As traders, we want to “attune” ourselves to the market’s moves. We want to feel the markets ebb and flow. The trouble is we are exposed to a million messages by way of the internet and financial networks—all day, every day. Our senses are bombarded with images and ideas, and they come at us non-stop.
As humans, we have learned to be effective with messages we are confronted with—to either block them or fast-forward them. This is called a learned response. For example, say your wife or husband starts to tell you something. If you have a lot on your mind, you will either pretend to listen, but you really don’t hear at all (blocking), or you move into “fast forward,” thinking you already know what he or she is going to say.
In the stock market, we look at a chart and say, “I’ve seen this pattern a hundred times before. I know what it is going to do.” But we really don’t know what price is going to do next. If it moves the way we believe it will, then all is well. If it doesn’t, we are usually not well-served to block the message it is giving us.
Part of our problem is that we read newspapers, or watch financial networks, and form belief systems. If we get a strong belief system going that a stock is going to rise in price, and it doesn’t… we may still believe that it will rise soon, even as it progressively falls lower.
I stress to my students to maintain a nimble mindset. Yes, of course, you must assess the facts and charts, and you must believe that there are opportunities in front of you that have the potential for making you money.
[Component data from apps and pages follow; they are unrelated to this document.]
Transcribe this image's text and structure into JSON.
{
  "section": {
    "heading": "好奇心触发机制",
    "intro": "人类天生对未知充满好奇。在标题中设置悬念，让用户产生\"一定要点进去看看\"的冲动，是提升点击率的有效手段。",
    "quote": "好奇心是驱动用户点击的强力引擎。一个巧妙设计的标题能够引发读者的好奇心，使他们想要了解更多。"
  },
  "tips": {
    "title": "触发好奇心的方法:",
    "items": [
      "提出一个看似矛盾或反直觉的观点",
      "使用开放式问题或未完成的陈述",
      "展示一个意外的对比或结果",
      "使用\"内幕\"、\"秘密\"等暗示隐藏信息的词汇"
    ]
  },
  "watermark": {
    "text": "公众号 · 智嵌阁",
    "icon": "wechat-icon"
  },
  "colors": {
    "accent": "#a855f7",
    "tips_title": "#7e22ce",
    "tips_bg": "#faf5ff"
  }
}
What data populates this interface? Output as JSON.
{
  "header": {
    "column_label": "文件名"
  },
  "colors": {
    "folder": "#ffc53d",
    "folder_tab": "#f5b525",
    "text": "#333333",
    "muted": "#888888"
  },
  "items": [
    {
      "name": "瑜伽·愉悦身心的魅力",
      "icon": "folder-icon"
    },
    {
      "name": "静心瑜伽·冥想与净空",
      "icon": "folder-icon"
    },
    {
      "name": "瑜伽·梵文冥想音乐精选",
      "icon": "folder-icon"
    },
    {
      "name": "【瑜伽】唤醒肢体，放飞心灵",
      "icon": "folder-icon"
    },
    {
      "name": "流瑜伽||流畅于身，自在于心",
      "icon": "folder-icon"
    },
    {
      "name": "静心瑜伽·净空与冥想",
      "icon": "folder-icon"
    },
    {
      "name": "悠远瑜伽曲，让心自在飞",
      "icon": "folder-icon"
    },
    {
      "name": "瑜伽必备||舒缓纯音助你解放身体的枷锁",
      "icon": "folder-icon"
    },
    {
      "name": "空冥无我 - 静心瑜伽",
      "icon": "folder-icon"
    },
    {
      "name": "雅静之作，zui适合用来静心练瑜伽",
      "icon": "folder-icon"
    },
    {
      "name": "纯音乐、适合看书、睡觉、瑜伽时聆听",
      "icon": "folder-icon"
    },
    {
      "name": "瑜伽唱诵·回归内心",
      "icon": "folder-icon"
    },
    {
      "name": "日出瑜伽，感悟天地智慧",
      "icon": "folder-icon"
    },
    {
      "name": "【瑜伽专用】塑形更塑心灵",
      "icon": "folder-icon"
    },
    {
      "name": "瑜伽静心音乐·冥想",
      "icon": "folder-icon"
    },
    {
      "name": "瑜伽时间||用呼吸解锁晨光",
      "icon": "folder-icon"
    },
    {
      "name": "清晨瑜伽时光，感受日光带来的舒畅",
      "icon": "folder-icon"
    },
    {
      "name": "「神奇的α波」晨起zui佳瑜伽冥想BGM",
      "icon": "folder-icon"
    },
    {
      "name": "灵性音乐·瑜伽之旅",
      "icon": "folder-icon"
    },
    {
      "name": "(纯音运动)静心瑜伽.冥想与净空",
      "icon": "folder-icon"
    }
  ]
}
Still, you’ll want to avoid the human reactions of fast-forwarding— believing you know what will happen next, or blocking—believing a stock price will rise, even as it falls.
Still, you will increase your profits if you can keep mind flowing nimbly with the market, trade what is (not what you think should happen) and keep an open mind at all times.